A pretty candid moment of impatience there.
What I didn’t realise is that you can get characters to perform a task, then almost ‘ghost’ your way through to a solution. To use the above example, you would get the ally to open the door but get them to stand holding the lever until time runs out. Then, go back in time just to when the ally was opening the door, switch to Tommy and presto: walkthrough. Characters will independently carry out a task from a previous playthrough, but you can manipulate time, placing influence once more on Tommy’s influence. I’ve completely botched that explanation, but if you have the chance to play the game, you’ll hopefully understand what I mean. The concept of time and crime is such a complex subject, but as I progressed with Peaky Blinders: Mastermind, the more I appreciated that the developers actually ‘got it’.
There aren’t that many levels in the game, but they’re pretty big, and on occasion, you can find yourself getting about 2/3 of the way through a level only to rewind almost to the start. That sounds frustrating, and if you haven’t been skimming, you’ll note that I already had my hissy fit. That in perspective, I can confirm that it isn’t frustrating as by the time you get to around level 3 or 4, it becomes a proper strategy game where you’re fully accountable and can’t blame the mechanics. They do work very well, but that doesn’t mean that the process is effortless as, like a game of chess, you have to be so many moves ahead to get one up on your enemy (and your wits).

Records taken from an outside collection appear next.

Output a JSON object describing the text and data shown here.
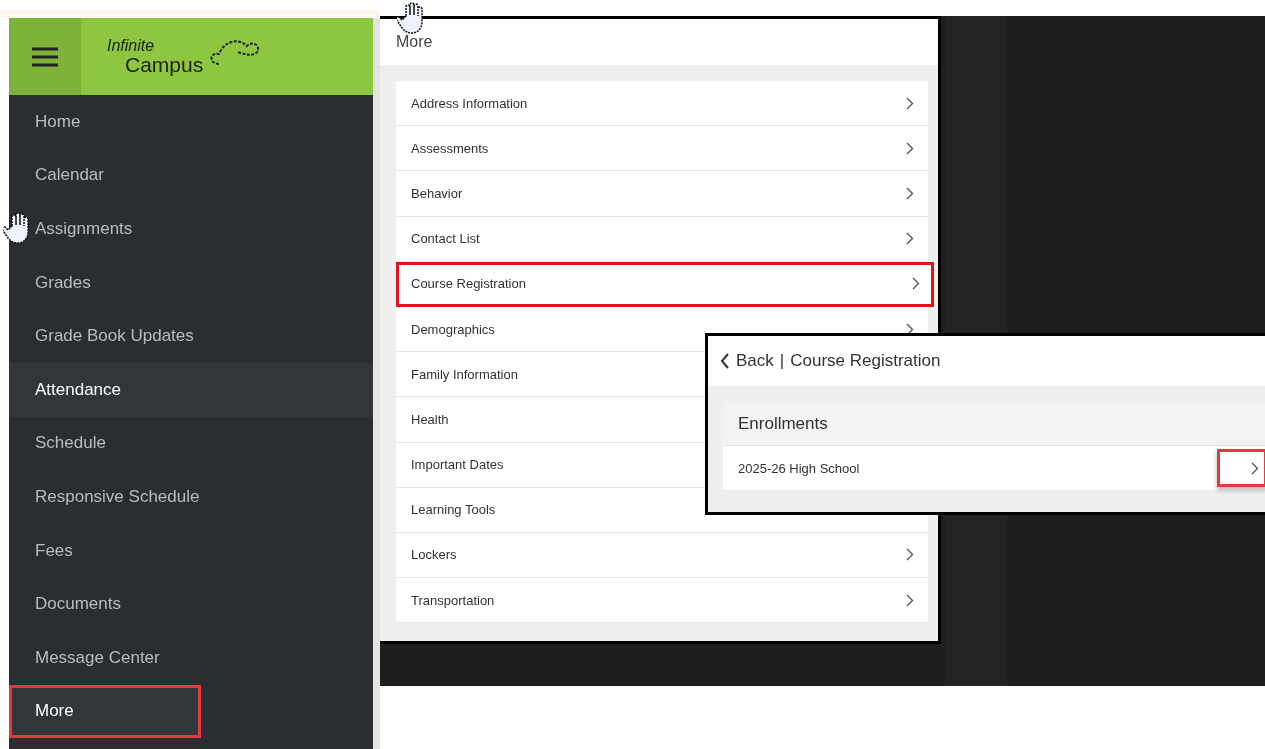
{
  "sidebar": {
    "logo": {
      "line_1": "Infinite",
      "line_2": "Campus"
    },
    "items": [
      {
        "label": "Home",
        "emphasized": false,
        "highlighted": false
      },
      {
        "label": "Calendar",
        "emphasized": false,
        "highlighted": false
      },
      {
        "label": "Assignments",
        "emphasized": false,
        "highlighted": false
      },
      {
        "label": "Grades",
        "emphasized": false,
        "highlighted": false
      },
      {
        "label": "Grade Book Updates",
        "emphasized": false,
        "highlighted": false
      },
      {
        "label": "Attendance",
        "emphasized": true,
        "highlighted": false
      },
      {
        "label": "Schedule",
        "emphasized": false,
        "highlighted": false
      },
      {
        "label": "Responsive Schedule",
        "emphasized": false,
        "highlighted": false
      },
      {
        "label": "Fees",
        "emphasized": false,
        "highlighted": false
      },
      {
        "label": "Documents",
        "emphasized": false,
        "highlighted": false
      },
      {
        "label": "Message Center",
        "emphasized": false,
        "highlighted": false
      },
      {
        "label": "More",
        "emphasized": true,
        "highlighted": true
      }
    ]
  },
  "more_panel": {
    "title": "More",
    "items": [
      {
        "label": "Address Information",
        "highlighted": false,
        "chevron": true
      },
      {
        "label": "Assessments",
        "highlighted": false,
        "chevron": true
      },
      {
        "label": "Behavior",
        "highlighted": false,
        "chevron": true
      },
      {
        "label": "Contact List",
        "highlighted": false,
        "chevron": true
      },
      {
        "label": "Course Registration",
        "highlighted": true,
        "chevron": true
      },
      {
        "label": "Demographics",
        "highlighted": false,
        "chevron": true
      },
      {
        "label": "Family Information",
        "highlighted": false
      },
      {
        "label": "Health",
        "highlighted": false
      },
      {
        "label": "Important Dates",
        "highlighted": false
      },
      {
        "label": "Learning Tools",
        "highlighted": false
      },
      {
        "label": "Lockers",
        "highlighted": false,
        "chevron": true
      },
      {
        "label": "Transportation",
        "highlighted": false,
        "chevron": true
      }
    ]
  },
  "course_panel": {
    "back": "Back",
    "separator": "|",
    "title": "Course Registration",
    "section": "Enrollments",
    "items": [
      {
        "label": "2025-26 High School",
        "chevron_highlighted": true
      }
    ]
  }
}
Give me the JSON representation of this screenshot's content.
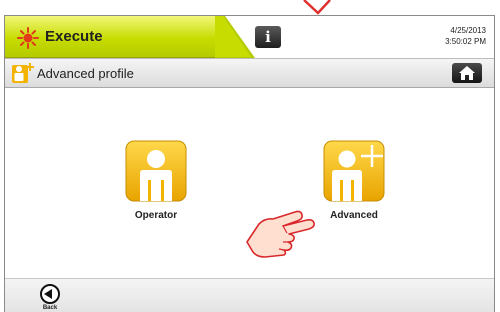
{
  "header": {
    "tab_label": "Execute",
    "tab_icon": "sun-icon",
    "info_button_icon": "info-icon",
    "info_symbol": "i",
    "date": "4/25/2013",
    "time": "3:50:02 PM"
  },
  "profile_bar": {
    "icon": "person-plus-icon",
    "title": "Advanced profile",
    "home_icon": "home-icon"
  },
  "profiles": [
    {
      "label": "Operator",
      "icon": "person-icon"
    },
    {
      "label": "Advanced",
      "icon": "person-plus-icon"
    }
  ],
  "footer": {
    "back_label": "Back",
    "back_icon": "arrow-left-circle-icon"
  },
  "colors": {
    "accent": "#c7dc00",
    "tile_yellow": "#f2b400",
    "pointer_red": "#d9282c"
  }
}
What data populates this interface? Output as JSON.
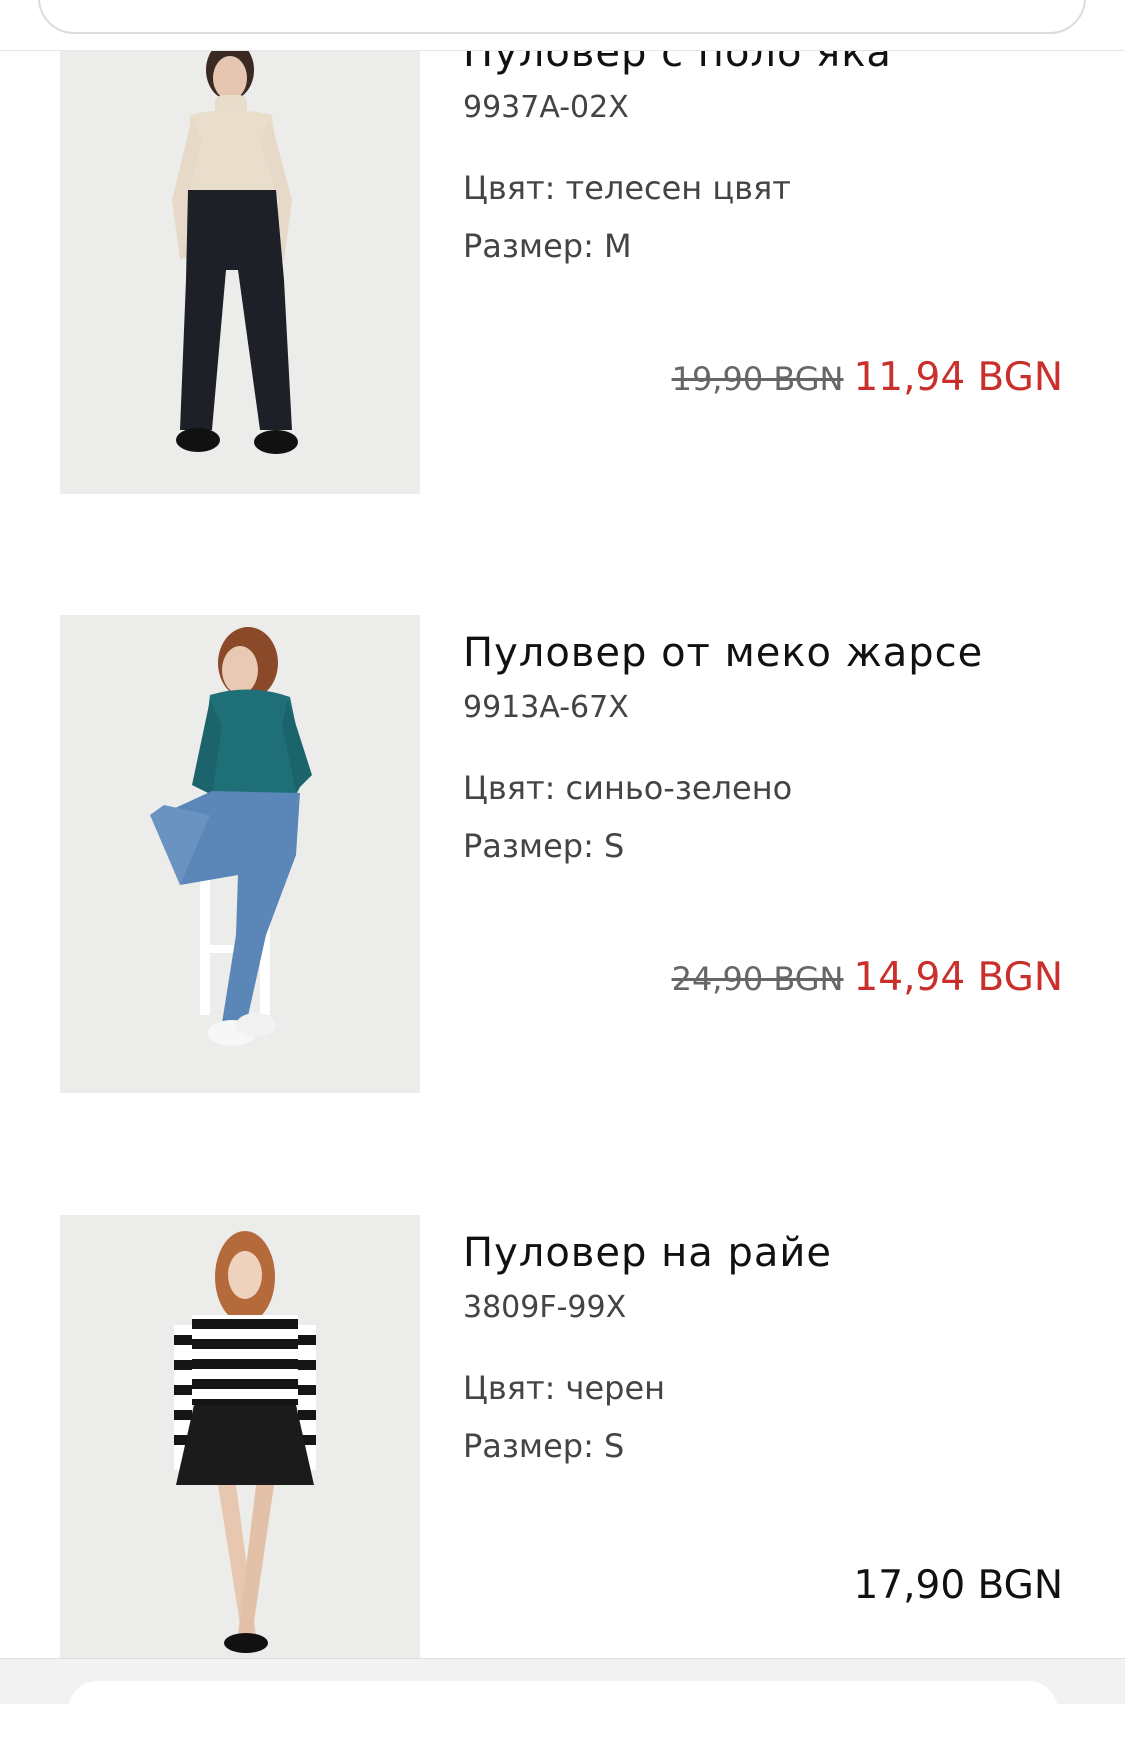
{
  "products": [
    {
      "title": "Пуловер с поло яка",
      "code": "9937A-02X",
      "color_label": "Цвят: телесен цвят",
      "size_label": "Размер: M",
      "old_price": "19,90 BGN",
      "price": "11,94 BGN"
    },
    {
      "title": "Пуловер от меко жарсе",
      "code": "9913A-67X",
      "color_label": "Цвят: синьо-зелено",
      "size_label": "Размер: S",
      "old_price": "24,90 BGN",
      "price": "14,94 BGN"
    },
    {
      "title": "Пуловер на райе",
      "code": "3809F-99X",
      "color_label": "Цвят: черен",
      "size_label": "Размер: S",
      "price": "17,90 BGN"
    }
  ],
  "colors": {
    "sale_price": "#c9302c",
    "text": "#111111",
    "muted": "#444444",
    "image_bg": "#ededed"
  },
  "icons": [
    "product-photo-turtleneck",
    "product-photo-teal-sweater",
    "product-photo-striped-sweater"
  ]
}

In Peaky Blinders: Mastermind, there’s two initial modes on offer; the standard and hard mode. With the latter, there aren’t any waypoints, so you kind of need to do it all in one go. As hard as I need to appear among the ranks, I opted for the standard difficulty – it’s not like I took an easy route or anything as the game is hard, but it’s engaging. Between the levels are cutscenes with a simple visual novel approach. The artwork is very good and captures the characters very well, and the writing is excellent. I’d be lying if I wasn’t doing my best Tommy and Arthur impressions while reading out the dialogue. The actual timeline isn’t up-to-date with the current series, so without giving any direct spoilers, some of the characters no longer in the series are quite prominent in the game.
In all honesty, I hated Peaky Blinders: Mastermind at first. I was really looking forward to it at first, but the time manipulation was tricky to comprehend at first. However, stick with it, and it pays off. The game evokes a lot of oohs and ahhs as you work out how to solve a situation, and in that respect, it’s engaging, as is the story but be aware that you will need to invest a bit of time with the game. No pun intended.
Review code provided
Platform: PC, PlayStation, Xbox, Nintendo
Release Date: 20/08/2020
No. of Players: 1
Category: Adventure, Strategy, Puzzle
Publisher: Curve Digital
Download link: Microsoft Store